Researchers from the Georgia Institute of Technology developed a unique power cell that self-charges directly by converting mechanical energy into chemical energy, storing the power until it is released as electrical current. This technology eliminates the need to convert mechanical energy into electrical energy increasing the efficiency of the system.
The new power cell is based on a special piezoelectric membrane that moves lithium ions from one side of the cell to the other when the membrane is subjected to a mechanical force. By driving the lithium ions through the polarized membrane using the piezoelectric potential the researchers were able to store chemical energy directly using an electrochemical process.
If located inside a shoe, the new power cell can store the energy created from normal human walking to help power small electronic devices. Soldiers of the future might be able to charge their equipment using power cell technology only by walking or running as they normally do.
According to professor Zhong Lin Wang form the School of Materials Science and Engineering at the Georgia Institute of Technology: " People are accustomed to considering electrical generation and storage as two separate operations done in two separate units. We have put them together in a single hybrid unit to create a self-charging power cell, demonstrating a new technique for charge conversion and storage in one integrated unit".
So far and after building and testing about 500 different units, the power cells can store about 0.036 milliamp-hours of power. The my issue still confronting Zhong Lin Wang and his team is that much of the mechanical energy applied to the cells is consumed by the process of deforming the stainless steel case of the power cell. Using an improved case might help in this respect and boost the power levels of the power cell.

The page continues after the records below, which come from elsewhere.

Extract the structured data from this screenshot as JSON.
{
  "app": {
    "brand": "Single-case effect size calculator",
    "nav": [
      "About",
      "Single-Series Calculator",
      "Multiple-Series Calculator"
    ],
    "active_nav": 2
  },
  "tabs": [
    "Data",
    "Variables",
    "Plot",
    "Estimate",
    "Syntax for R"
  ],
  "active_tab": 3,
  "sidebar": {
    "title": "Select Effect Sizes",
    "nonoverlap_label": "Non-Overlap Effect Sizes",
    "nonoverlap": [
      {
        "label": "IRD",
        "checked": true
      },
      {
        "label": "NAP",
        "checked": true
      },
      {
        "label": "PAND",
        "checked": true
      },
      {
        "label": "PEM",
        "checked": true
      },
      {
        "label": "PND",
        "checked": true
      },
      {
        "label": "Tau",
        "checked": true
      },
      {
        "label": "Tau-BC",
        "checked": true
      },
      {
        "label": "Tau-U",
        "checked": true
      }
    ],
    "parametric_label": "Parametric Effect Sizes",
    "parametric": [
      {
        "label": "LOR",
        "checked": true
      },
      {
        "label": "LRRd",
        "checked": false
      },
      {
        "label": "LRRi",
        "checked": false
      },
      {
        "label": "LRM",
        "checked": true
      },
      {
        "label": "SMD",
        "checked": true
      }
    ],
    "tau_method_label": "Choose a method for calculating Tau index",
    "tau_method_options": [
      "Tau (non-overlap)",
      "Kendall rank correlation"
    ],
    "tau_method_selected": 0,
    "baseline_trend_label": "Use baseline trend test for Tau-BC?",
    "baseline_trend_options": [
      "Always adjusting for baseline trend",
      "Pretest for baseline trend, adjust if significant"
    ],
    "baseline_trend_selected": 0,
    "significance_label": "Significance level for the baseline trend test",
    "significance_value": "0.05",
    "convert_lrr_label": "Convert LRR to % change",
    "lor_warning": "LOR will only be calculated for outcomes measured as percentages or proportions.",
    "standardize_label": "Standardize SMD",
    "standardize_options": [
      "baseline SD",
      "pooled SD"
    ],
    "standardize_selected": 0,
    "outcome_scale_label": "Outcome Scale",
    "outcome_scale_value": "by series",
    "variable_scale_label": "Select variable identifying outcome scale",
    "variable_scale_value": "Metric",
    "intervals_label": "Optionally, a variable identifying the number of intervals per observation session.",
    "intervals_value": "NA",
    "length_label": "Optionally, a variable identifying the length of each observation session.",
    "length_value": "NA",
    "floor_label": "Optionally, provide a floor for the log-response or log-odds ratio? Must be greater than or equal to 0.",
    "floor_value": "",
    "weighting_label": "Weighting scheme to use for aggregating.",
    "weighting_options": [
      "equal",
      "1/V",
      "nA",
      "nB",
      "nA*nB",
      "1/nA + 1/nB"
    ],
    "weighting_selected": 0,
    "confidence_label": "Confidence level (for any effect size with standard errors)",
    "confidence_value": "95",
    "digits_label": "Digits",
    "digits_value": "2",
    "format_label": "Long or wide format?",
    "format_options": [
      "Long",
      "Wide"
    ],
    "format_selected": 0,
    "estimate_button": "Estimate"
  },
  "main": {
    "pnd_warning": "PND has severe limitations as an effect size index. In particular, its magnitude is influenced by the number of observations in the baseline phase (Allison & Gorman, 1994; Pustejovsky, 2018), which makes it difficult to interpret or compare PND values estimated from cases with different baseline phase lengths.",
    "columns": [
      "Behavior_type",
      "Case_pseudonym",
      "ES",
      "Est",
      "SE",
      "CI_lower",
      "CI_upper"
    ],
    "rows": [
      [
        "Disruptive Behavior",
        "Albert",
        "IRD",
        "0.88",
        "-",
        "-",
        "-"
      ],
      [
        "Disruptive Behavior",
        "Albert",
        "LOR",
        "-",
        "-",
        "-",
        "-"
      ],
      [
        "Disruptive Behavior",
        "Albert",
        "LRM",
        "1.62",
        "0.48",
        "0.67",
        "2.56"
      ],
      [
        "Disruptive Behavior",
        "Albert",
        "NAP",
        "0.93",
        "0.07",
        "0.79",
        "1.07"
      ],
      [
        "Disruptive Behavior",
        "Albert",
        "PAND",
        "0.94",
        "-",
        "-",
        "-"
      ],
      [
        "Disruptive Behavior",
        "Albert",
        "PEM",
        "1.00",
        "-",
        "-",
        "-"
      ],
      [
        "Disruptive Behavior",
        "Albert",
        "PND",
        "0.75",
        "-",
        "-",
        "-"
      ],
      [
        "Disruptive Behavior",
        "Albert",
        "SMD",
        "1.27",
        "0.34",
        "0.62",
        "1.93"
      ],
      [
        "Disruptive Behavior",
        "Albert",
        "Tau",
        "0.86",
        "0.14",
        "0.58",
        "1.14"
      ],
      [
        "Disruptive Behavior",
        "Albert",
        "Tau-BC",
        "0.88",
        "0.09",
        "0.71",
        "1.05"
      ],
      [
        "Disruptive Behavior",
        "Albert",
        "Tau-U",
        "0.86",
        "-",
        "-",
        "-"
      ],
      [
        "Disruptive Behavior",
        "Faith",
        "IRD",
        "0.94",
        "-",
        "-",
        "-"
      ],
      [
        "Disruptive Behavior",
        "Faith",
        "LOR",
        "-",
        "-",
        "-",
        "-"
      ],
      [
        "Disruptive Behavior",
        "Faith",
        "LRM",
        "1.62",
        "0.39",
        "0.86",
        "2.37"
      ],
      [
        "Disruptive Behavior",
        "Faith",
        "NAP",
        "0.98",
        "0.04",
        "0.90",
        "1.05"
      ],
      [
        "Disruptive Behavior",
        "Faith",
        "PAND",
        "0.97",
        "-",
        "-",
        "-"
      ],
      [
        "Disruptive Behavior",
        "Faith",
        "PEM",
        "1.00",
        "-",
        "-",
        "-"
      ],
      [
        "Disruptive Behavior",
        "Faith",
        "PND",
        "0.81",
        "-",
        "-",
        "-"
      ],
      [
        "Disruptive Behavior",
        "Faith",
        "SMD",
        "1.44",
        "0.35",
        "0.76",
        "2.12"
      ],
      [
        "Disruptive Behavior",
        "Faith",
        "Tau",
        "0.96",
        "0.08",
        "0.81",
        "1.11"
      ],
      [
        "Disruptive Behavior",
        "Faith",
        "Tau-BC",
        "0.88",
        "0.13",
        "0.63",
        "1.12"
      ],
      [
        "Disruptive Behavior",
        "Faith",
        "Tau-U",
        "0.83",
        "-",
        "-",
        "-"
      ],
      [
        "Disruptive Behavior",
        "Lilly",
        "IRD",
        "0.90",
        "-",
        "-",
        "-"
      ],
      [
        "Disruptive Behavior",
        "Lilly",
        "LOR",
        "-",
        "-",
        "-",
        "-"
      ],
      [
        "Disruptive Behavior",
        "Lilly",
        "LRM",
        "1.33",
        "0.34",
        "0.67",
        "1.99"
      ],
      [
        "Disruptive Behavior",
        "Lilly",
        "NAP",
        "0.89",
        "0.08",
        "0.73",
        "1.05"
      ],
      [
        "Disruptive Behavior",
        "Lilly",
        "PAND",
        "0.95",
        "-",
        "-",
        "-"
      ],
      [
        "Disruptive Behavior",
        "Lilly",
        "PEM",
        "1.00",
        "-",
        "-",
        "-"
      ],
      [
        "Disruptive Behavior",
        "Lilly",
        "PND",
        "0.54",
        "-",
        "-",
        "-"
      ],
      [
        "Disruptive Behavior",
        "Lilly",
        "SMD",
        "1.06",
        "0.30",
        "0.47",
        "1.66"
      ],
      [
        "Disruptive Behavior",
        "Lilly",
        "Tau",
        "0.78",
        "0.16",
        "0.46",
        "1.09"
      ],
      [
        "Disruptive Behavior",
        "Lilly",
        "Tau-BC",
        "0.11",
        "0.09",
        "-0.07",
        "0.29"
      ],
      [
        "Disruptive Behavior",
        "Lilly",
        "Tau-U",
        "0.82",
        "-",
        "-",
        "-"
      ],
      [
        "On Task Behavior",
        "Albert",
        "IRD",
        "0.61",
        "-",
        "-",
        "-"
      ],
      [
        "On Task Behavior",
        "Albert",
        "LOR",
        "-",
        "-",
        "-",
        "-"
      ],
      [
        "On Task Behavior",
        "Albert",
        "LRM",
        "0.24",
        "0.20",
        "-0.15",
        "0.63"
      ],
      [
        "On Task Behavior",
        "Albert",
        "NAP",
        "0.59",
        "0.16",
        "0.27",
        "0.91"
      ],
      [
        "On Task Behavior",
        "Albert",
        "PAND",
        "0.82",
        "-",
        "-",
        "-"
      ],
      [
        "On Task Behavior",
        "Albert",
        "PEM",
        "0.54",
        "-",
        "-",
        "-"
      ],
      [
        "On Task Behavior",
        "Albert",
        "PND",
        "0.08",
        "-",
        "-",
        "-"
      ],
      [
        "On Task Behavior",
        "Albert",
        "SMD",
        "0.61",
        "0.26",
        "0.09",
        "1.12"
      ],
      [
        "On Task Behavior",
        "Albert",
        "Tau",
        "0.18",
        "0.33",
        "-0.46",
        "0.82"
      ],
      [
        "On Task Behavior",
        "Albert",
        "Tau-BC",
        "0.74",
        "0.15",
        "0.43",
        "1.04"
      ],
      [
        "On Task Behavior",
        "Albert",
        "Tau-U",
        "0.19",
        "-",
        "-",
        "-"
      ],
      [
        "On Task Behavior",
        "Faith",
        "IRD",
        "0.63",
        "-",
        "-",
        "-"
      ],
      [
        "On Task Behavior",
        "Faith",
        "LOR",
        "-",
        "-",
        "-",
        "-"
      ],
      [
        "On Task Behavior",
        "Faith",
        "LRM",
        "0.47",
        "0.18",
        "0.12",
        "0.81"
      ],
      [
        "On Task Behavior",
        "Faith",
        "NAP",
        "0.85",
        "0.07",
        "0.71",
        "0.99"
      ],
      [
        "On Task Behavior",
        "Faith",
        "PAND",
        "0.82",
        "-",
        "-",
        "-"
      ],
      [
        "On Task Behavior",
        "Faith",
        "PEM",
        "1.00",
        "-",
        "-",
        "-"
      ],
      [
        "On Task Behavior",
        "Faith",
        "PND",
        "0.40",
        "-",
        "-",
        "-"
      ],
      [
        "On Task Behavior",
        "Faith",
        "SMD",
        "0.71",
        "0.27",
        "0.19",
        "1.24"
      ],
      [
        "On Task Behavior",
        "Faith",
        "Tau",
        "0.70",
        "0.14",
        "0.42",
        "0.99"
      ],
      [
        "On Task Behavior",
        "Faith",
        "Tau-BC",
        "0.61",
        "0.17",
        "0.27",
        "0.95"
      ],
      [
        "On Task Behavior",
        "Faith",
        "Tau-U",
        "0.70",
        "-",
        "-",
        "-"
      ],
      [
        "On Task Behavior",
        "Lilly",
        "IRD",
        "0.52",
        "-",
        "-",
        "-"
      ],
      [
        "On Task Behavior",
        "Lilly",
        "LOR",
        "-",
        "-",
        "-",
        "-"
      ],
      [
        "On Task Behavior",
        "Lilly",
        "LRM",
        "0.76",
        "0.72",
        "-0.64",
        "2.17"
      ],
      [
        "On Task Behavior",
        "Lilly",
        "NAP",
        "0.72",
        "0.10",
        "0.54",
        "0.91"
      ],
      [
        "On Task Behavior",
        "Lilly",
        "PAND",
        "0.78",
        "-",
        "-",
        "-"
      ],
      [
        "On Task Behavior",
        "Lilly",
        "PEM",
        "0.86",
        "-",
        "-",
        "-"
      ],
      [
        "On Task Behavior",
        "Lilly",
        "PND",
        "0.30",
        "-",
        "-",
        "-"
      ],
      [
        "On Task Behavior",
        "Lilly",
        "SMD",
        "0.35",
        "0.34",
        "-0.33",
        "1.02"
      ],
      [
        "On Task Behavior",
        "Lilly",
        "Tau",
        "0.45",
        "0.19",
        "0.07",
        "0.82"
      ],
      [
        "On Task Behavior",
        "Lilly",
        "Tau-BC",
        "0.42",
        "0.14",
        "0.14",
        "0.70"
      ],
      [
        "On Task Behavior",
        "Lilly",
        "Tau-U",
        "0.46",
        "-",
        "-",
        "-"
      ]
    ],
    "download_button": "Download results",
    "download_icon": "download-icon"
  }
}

Directly converting mechanical energy into chemical energy will not only increase the overall efficiency of creating and storing energy but might also reduce the weight and space currently required by separate generators and batteries.
The power cell technology of the future could create and store power using mechanical energy from walking, car tires hitting the pavement, or even mechanical vibrations and ocean waves.
More information on the new power cell can be found on the Georgia Institute of Technology website.
Iddo has a B.A. in Philosophy and Cognitive Science and an M.A. in Philosophy of Science from the Hebrew University of Jerusalem. He is currently writing his Ph.D. thesis on the relationship between the scientific community and industry. Iddo was awarded the 2006 Bar Hillel philosophy of science prize for his work on the relationship between science and technology. He is a member of the board of the lifeboat foundation and was the editor of several high-profile science and technology websites since 1999.
Leave A Comment
Pin It on Pinterest
Thank you for sharing and supporting science and technology!